Start of Block

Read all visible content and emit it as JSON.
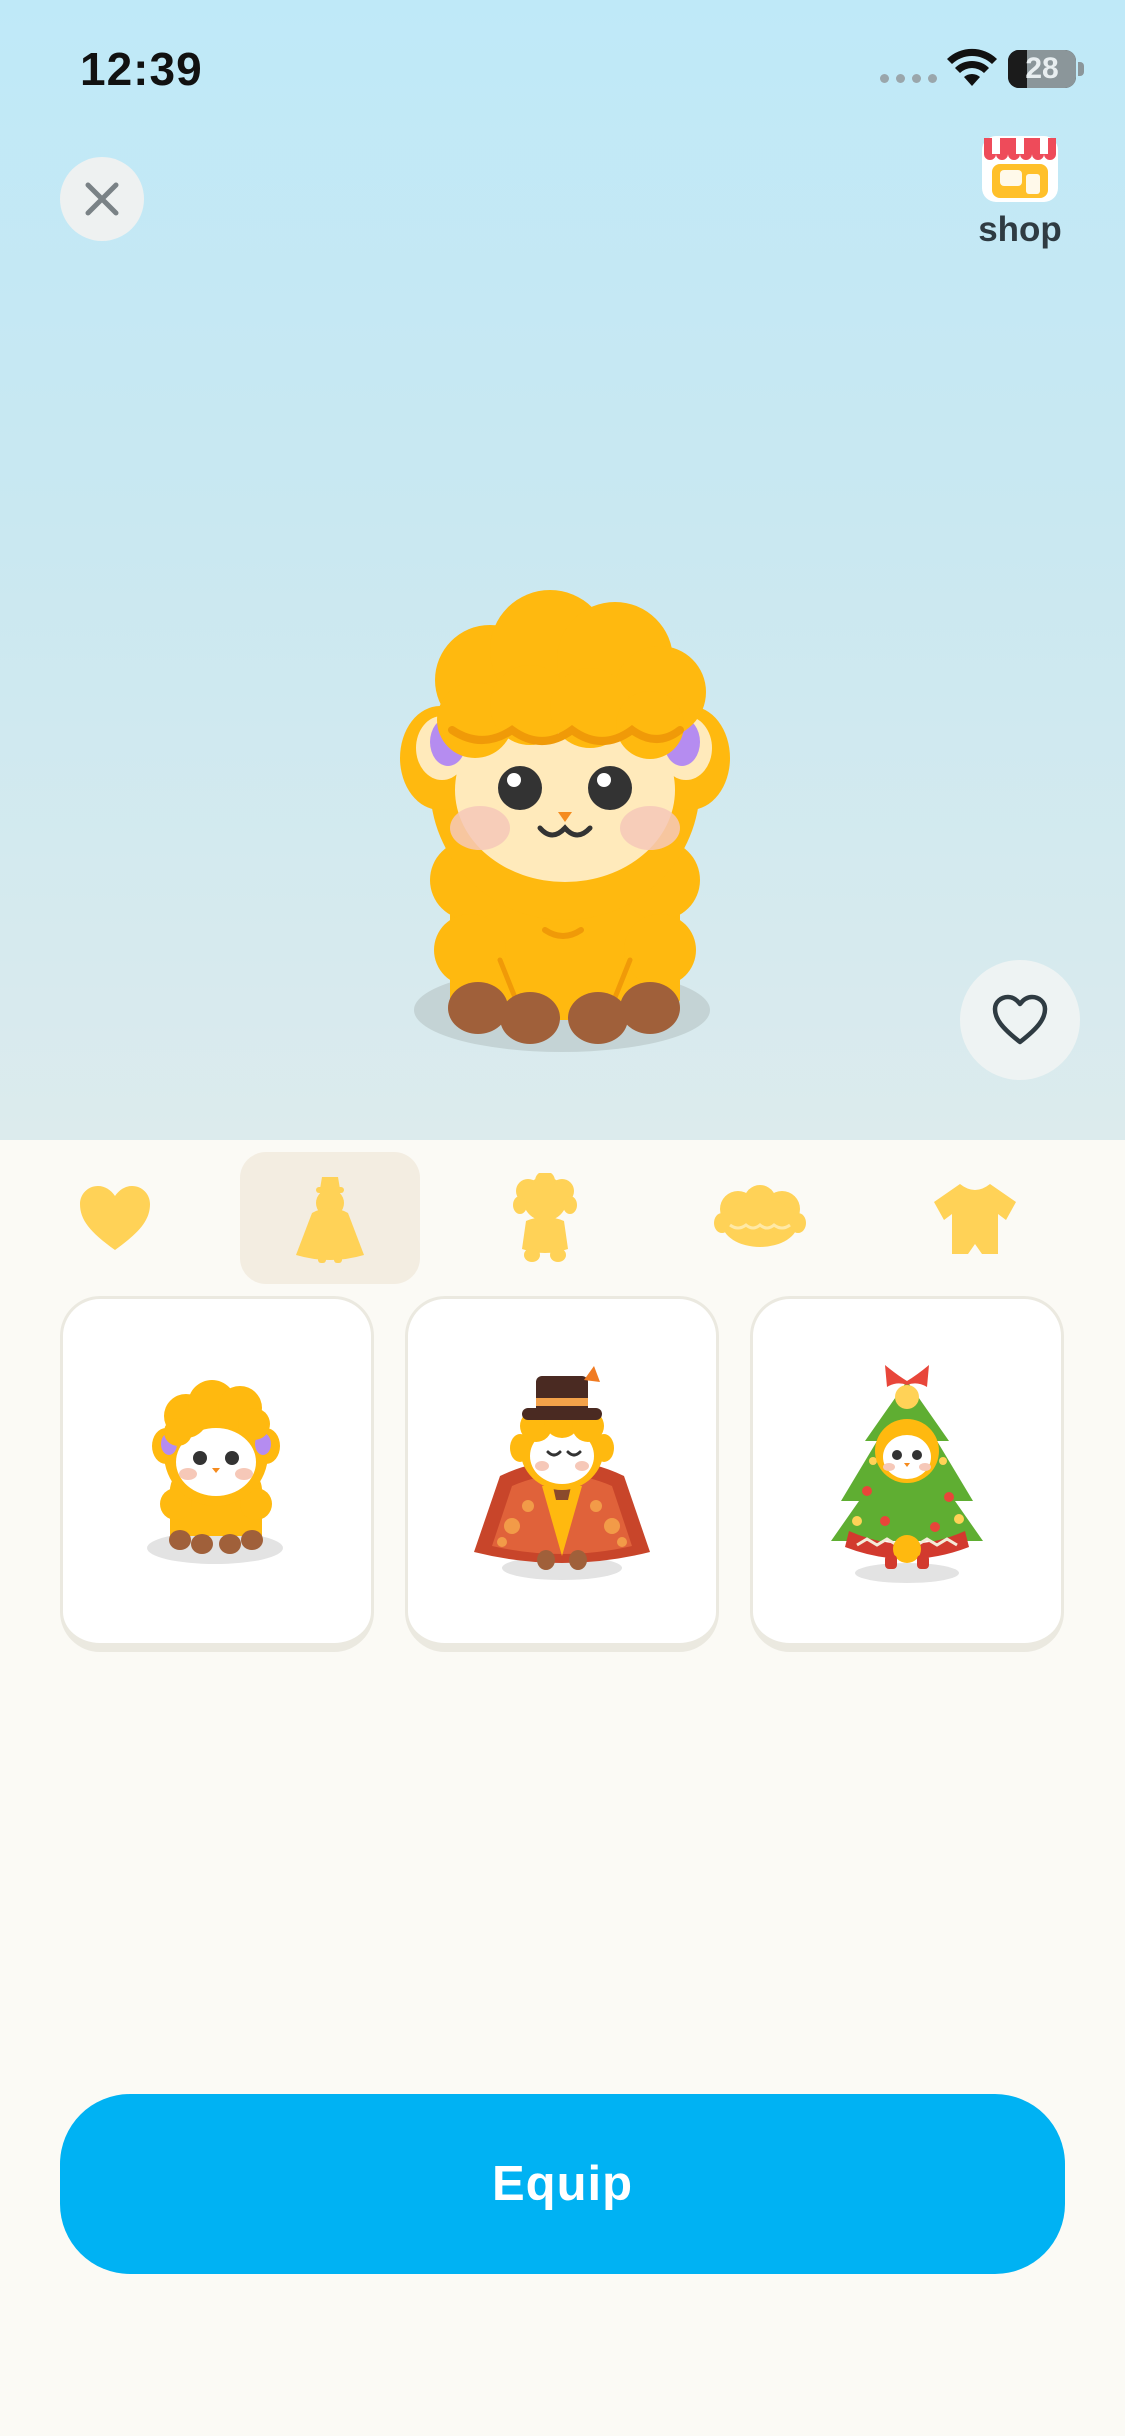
{
  "status_bar": {
    "time": "12:39",
    "battery_percent": "28",
    "battery_level": 0.28
  },
  "header": {
    "close_icon": "close-icon",
    "shop_label": "shop",
    "shop_icon": "storefront-icon"
  },
  "preview": {
    "mascot": "orange-sheep-mascot",
    "favorite_icon": "heart-outline-icon"
  },
  "tabs": [
    {
      "icon": "heart-icon",
      "selected": false
    },
    {
      "icon": "full-outfit-silhouette-icon",
      "selected": true
    },
    {
      "icon": "sheep-body-silhouette-icon",
      "selected": false
    },
    {
      "icon": "wool-hair-icon",
      "selected": false
    },
    {
      "icon": "clothing-shirt-icon",
      "selected": false
    }
  ],
  "items": [
    {
      "name": "default-orange-sheep"
    },
    {
      "name": "pilgrim-autumn-costume"
    },
    {
      "name": "christmas-tree-costume"
    }
  ],
  "actions": {
    "equip_label": "Equip"
  },
  "colors": {
    "accent": "#00b2f3",
    "wool": "#ffb90f",
    "tab_icon": "#ffd257"
  }
}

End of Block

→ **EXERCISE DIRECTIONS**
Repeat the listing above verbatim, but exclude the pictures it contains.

→ **WRITTEN ANSWER**
Read all visible content and emit it as JSON.
{
  "status_bar": {
    "time": "12:39",
    "battery_percent": "28",
    "battery_level": 0.28
  },
  "header": {
    "close_icon": "close-icon",
    "shop_label": "shop",
    "shop_icon": "storefront-icon"
  },
  "preview": {
    "mascot": "orange-sheep-mascot",
    "favorite_icon": "heart-outline-icon"
  },
  "tabs": [
    {
      "icon": "heart-icon",
      "selected": false
    },
    {
      "icon": "full-outfit-silhouette-icon",
      "selected": true
    },
    {
      "icon": "sheep-body-silhouette-icon",
      "selected": false
    },
    {
      "icon": "wool-hair-icon",
      "selected": false
    },
    {
      "icon": "clothing-shirt-icon",
      "selected": false
    }
  ],
  "items": [
    {
      "name": "default-orange-sheep"
    },
    {
      "name": "pilgrim-autumn-costume"
    },
    {
      "name": "christmas-tree-costume"
    }
  ],
  "actions": {
    "equip_label": "Equip"
  },
  "colors": {
    "accent": "#00b2f3",
    "wool": "#ffb90f",
    "tab_icon": "#ffd257"
  }
}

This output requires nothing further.